All schools in Quebec are required to report student results in the same way, and using the same report-card template. The report cards can appear quite complicated, as indeed they are. competency and course grades are reported as percentages. Classroom assessments are reported numerically, based on a 1 to 5 scale, much like what is used in many European countries.
Report cards reflect the division of the curriculum into cycles, including two-year reporting periods for the majority of a student’s career. The only variance is in the last years of high school.
In Canada, “lycée” most typically references a relationship with the French ministry of education based in Paris, France. In the past, that relationship was of interest to French nationals, perhaps particularly, or to families expecting to move outside of Canada prior to the end of a student’s secondary career.
While that remains, today lycées attract a broader range of families, as at Lycée Claudel. The draw is a strong language program, one that is more robust than found in public schools. Families are also attracted by a curriculum that is delivered through a different lens, one that is more cognizant of the diversity of the global community and more reflective of a student’s place within that wider world.
Some schools offer baccalaureate diplomas in addition to the provincial diplomas. Of those schools offering international diploma program, some offer the International Baccalaureate program while others offer international diplomas from around the world. Alexander von Humboldt School, for example, offers the DIA, the German International Baccalaureate.
CEGEP, at its simplest, is the equivalent of grade 12. That said, there are some important differences, the foremost being that the program is typically more robust than the grade 12 programs offered elsewhere in the country.
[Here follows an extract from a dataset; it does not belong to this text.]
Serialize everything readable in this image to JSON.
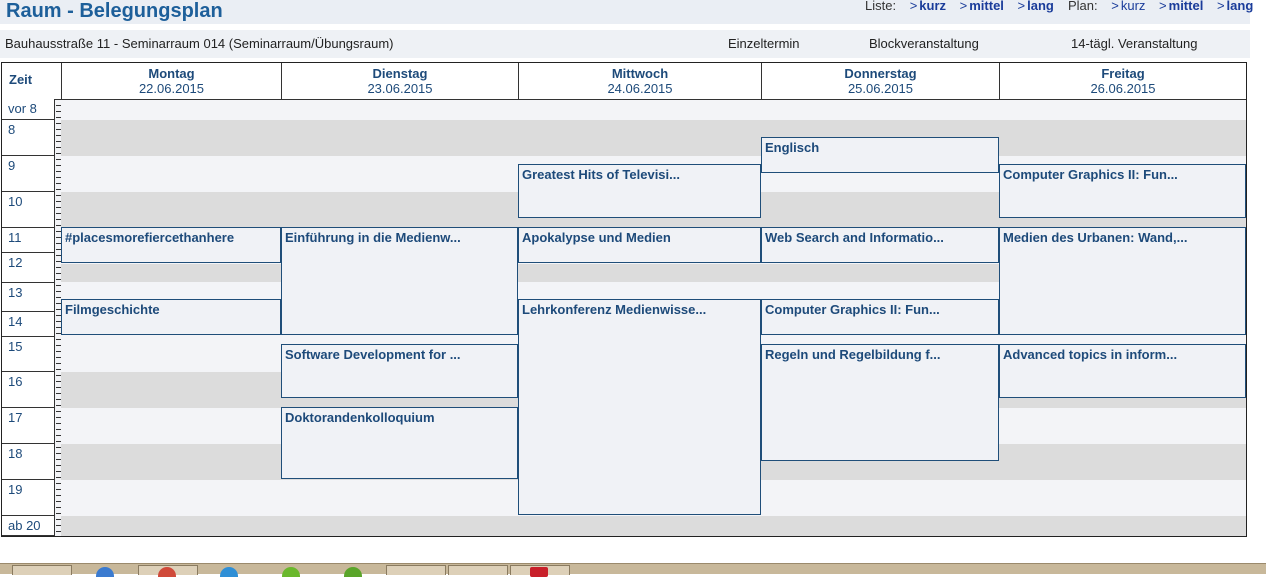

Some courses may be considered advanced placement courses, applied toward the completion of a post-secondary degree.
In a few cases—Centennial Academy is one—a CEGEP program is offered in addition to the secondary program. Typically, however, students attend a new school for their CEGEP year. They are free to choose between a public college, where there is no tuition required, or a private college, where tuition is required, though often is subsidized. The move places them within a context that is more like what they will experience when they move on to university. That, as well as the course load, can offer a taste of post-secondary education—and what will be required there—in ways that grade 12 programs typically don’t.
Students need to complete both the SSD and the DEC in order to apply to universities or colleges within Quebec. For those intending to apply elsewhere, such as Ontario, the CEGEP year is regarded as an equivalent of grade 12. University programs in Quebec have two entry points for undergraduates, either year 0 or year 1. For those applying to universities within the province, and who have completed two years of CEGEP, they will apply to enter the undergraduate program at year 1. For students arriving from out of province, and having completed grade 12, will enter the undergraduate program at year 0. So, between all of these variances, all students will graduate their undergraduate programs at the same age, and having completed the same number of instructional years.
There are also three schools in the province that offer grade 12 programs, one of which is Alexander von Humboldt School in Montreal. Students there can choose to continue through grade 12, earning the German International Baccalaureate diploma, and then apply to university just as out of province students do, entering at year 0.